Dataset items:
----------

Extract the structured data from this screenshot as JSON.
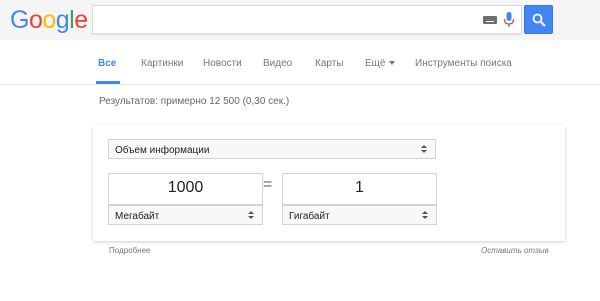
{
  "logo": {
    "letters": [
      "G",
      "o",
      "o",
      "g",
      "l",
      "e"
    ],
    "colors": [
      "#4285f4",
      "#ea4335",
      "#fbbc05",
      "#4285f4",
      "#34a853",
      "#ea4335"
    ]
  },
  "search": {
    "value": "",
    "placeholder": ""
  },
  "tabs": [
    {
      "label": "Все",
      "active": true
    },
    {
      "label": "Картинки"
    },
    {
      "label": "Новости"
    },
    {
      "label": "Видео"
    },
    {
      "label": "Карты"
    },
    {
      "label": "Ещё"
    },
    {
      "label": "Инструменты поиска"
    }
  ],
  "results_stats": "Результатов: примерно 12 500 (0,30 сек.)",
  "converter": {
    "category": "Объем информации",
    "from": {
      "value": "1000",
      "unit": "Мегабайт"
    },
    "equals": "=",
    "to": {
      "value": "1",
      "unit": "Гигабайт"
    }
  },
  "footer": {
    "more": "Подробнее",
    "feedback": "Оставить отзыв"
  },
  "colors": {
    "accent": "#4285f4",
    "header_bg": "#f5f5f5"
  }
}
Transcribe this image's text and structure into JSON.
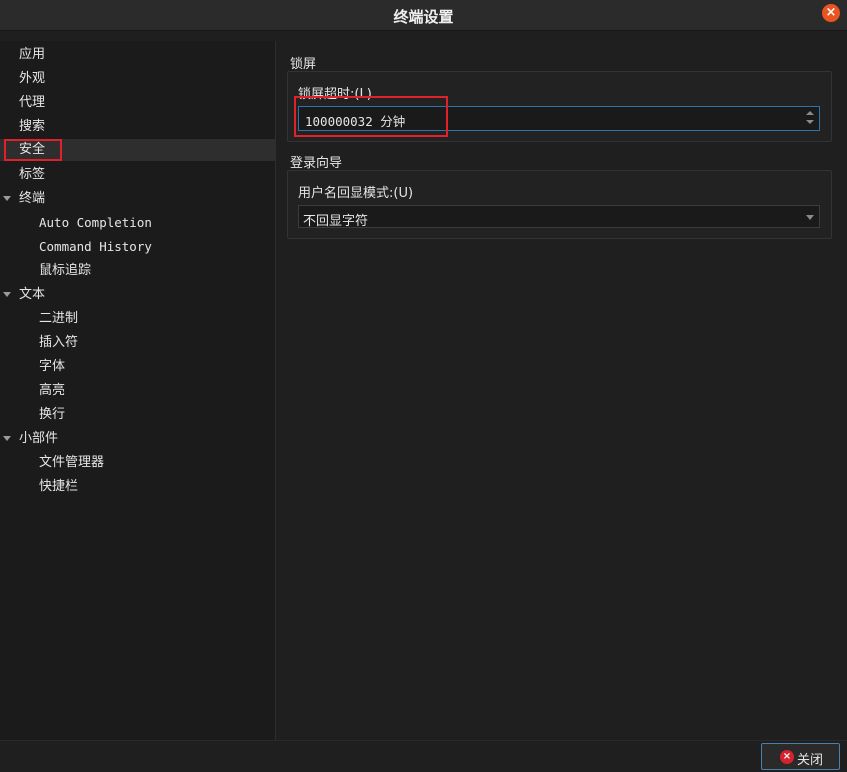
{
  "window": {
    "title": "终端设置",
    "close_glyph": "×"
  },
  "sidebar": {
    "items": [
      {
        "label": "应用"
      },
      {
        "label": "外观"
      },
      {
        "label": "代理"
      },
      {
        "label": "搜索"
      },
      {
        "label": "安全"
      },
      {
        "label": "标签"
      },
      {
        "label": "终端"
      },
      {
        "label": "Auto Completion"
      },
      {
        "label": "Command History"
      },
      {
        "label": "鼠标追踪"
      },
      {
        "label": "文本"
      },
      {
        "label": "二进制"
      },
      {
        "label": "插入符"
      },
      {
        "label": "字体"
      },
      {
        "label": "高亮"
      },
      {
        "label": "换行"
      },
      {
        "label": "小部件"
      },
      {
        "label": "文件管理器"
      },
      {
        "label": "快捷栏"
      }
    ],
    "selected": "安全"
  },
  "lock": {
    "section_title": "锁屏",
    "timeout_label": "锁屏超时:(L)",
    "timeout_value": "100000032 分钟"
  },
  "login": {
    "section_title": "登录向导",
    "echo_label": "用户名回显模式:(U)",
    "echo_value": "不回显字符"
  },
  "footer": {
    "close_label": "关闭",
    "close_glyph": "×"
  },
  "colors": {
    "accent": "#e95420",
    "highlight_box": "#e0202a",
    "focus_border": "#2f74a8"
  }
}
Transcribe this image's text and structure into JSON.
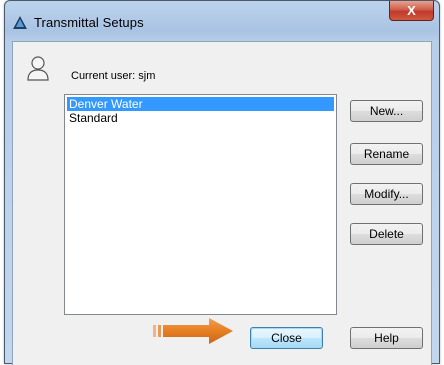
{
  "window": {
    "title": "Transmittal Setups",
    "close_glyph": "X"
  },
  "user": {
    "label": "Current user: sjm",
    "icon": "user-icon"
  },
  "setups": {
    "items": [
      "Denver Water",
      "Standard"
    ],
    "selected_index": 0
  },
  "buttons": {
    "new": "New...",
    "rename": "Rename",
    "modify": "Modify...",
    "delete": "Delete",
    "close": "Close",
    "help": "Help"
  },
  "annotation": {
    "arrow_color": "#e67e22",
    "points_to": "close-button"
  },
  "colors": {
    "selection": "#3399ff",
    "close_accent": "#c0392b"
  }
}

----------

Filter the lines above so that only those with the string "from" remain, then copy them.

Extract the structured data from this screenshot as JSON.
    "from": {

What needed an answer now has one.